The world of consumer finance is a vast, complex place. Fortunately, you don’t need to be a financial guru to navigate it — you simply need the right tools and information. Indeed, with the proper knowledge, things like finding and applying for a new credit card can be downright easy.

On the other hand, some parts of finance can’t be mastered simply with a helpful guide. This includes maintaining the discipline and moderation necessary to use your new credit card wisely, like remembering to always pay on time and ensuring your balances stay low.

You can find the help you need to stay on the right path in a number of places. Your issuer likely offers a variety of tools to help you use your card wisely. Most major credit card issuers now provide free credit scores with your statement each month, and many will even track your score during the year so you can see your progress.

Another good way to make sure you build your credit the right way is to use technology to automate and digitize your finances. For example, late and missed payments are huge credit score killers; setting up automatic payments for your new credit card can help you make sure you always pay on time. You can also use your favorite financial calculator website or one of the many budgeting applications for Android and for Apple devices to help you avoid overspending.

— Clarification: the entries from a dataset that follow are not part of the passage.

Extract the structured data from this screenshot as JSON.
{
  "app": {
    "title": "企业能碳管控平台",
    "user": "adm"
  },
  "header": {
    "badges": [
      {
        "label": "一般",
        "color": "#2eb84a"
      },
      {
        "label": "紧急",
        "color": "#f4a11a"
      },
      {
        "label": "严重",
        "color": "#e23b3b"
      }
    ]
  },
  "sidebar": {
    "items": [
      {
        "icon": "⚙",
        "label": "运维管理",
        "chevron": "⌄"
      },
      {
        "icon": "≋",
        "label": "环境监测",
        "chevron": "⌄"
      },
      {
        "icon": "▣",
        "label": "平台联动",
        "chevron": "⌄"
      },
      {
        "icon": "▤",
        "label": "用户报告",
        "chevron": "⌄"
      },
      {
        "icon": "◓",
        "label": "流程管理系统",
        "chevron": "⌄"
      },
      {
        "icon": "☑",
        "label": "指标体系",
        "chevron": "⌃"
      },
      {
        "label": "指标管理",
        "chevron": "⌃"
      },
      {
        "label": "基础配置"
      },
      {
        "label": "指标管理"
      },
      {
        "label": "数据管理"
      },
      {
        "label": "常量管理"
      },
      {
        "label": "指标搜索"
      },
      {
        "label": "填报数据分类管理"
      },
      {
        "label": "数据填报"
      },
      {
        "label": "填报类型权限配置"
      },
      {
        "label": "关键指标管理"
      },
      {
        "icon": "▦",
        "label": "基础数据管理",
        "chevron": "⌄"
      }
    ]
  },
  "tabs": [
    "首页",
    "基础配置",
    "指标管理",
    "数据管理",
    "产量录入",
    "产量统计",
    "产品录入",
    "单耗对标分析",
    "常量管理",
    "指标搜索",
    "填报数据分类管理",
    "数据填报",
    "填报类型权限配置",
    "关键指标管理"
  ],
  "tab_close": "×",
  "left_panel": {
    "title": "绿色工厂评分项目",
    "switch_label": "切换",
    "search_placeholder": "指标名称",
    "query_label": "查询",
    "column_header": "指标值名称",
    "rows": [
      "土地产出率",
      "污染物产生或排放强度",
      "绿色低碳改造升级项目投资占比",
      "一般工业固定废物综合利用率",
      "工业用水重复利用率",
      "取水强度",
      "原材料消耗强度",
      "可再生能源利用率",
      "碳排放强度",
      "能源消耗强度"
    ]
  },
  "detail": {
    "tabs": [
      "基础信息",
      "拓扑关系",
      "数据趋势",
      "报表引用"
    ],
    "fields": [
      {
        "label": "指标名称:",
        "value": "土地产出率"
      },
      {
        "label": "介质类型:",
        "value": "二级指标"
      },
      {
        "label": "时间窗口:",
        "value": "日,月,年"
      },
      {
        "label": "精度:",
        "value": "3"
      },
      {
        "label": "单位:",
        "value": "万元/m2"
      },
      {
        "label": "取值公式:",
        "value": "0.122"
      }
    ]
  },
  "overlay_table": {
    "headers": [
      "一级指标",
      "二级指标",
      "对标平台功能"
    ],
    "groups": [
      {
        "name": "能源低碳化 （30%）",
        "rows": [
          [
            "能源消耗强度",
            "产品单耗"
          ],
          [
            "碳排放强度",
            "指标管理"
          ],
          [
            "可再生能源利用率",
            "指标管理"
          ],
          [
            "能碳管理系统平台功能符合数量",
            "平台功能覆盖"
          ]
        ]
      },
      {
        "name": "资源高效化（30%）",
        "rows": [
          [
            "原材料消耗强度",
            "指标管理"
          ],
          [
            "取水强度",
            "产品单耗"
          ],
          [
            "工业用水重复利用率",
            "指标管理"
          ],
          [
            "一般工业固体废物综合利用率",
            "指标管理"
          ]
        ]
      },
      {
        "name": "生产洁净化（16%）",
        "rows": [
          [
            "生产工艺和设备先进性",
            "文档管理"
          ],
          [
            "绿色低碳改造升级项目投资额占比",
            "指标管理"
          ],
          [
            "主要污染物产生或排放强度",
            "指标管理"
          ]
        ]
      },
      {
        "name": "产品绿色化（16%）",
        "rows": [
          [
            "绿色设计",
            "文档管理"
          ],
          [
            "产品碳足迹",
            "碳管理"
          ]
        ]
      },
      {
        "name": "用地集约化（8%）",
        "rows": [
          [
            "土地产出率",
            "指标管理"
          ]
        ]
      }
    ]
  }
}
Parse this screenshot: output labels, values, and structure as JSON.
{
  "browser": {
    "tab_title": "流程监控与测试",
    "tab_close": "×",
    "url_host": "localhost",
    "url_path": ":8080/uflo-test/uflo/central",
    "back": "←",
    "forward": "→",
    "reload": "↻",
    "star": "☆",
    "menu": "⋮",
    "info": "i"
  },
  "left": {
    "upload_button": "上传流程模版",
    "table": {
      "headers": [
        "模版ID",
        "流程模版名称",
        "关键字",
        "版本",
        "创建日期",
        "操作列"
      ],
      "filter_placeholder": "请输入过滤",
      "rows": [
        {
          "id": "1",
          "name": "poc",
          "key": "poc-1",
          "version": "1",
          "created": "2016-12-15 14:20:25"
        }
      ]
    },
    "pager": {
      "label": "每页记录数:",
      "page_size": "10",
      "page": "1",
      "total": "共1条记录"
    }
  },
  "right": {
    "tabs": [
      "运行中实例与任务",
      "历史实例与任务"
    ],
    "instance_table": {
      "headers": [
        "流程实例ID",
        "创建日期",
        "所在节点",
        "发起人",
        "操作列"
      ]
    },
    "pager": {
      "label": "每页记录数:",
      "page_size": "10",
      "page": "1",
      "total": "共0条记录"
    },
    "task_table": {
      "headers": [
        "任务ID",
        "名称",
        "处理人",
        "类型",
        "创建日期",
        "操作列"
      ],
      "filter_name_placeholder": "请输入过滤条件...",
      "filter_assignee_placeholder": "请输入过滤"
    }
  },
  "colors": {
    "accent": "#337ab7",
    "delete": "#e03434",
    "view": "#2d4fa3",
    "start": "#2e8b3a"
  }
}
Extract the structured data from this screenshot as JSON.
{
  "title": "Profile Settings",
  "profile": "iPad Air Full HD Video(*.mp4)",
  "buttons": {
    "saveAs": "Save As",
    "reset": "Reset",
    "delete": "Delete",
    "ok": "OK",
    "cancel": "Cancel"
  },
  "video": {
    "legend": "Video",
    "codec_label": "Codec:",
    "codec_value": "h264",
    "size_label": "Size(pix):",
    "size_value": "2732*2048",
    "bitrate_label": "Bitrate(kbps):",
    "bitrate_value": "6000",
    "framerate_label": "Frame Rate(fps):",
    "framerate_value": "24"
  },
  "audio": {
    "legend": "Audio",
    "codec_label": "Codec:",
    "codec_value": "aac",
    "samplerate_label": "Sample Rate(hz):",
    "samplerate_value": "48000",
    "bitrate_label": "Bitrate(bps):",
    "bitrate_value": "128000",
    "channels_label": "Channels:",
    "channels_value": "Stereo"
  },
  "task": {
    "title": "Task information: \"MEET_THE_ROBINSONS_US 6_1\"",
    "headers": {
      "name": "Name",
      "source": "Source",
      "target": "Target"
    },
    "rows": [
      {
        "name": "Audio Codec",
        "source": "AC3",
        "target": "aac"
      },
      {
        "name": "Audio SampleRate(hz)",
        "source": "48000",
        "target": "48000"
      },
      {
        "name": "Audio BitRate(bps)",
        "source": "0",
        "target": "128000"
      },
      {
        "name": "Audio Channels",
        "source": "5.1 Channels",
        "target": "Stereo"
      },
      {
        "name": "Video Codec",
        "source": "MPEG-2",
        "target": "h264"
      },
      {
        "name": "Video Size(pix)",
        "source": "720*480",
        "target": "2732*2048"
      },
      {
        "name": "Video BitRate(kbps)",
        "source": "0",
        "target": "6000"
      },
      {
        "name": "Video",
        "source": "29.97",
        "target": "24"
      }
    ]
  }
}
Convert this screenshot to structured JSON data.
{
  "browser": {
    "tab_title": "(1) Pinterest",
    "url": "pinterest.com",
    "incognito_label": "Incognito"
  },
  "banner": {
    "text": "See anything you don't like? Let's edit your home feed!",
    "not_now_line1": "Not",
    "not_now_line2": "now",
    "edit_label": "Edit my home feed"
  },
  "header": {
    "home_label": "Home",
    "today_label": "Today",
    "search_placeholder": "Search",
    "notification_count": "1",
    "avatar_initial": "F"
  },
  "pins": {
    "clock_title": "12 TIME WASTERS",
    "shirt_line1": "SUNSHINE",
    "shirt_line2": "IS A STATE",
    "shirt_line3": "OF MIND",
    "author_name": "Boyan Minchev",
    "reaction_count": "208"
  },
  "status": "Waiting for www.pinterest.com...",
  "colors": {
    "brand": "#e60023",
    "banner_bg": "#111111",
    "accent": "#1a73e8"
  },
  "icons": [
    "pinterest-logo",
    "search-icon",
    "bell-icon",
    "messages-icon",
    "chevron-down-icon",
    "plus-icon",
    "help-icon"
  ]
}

Editorial Note: Opinions expressed here are the author's alone, not those of any bank, credit card issuer, airline or hotel chain, and have not been reviewed, approved or otherwise endorsed by any of these entities.

About the Author

Brittney Mayer

Brittney Mayer is a Contributing Editor for and, where she uses her extensive research background to write comprehensive consumer guides and in-depth company profiles. Brittney specializes in translating complex financial jargon and ideas into readable, actionable advice on lending best practices. Leveraging her vast knowledge of the financial industry, Brittney’s work can additionally be found on websites such as the National Foundation for Credit Counseling. and US News & World Report, among other outlets, regularly turn to Brittney for authoritative advice.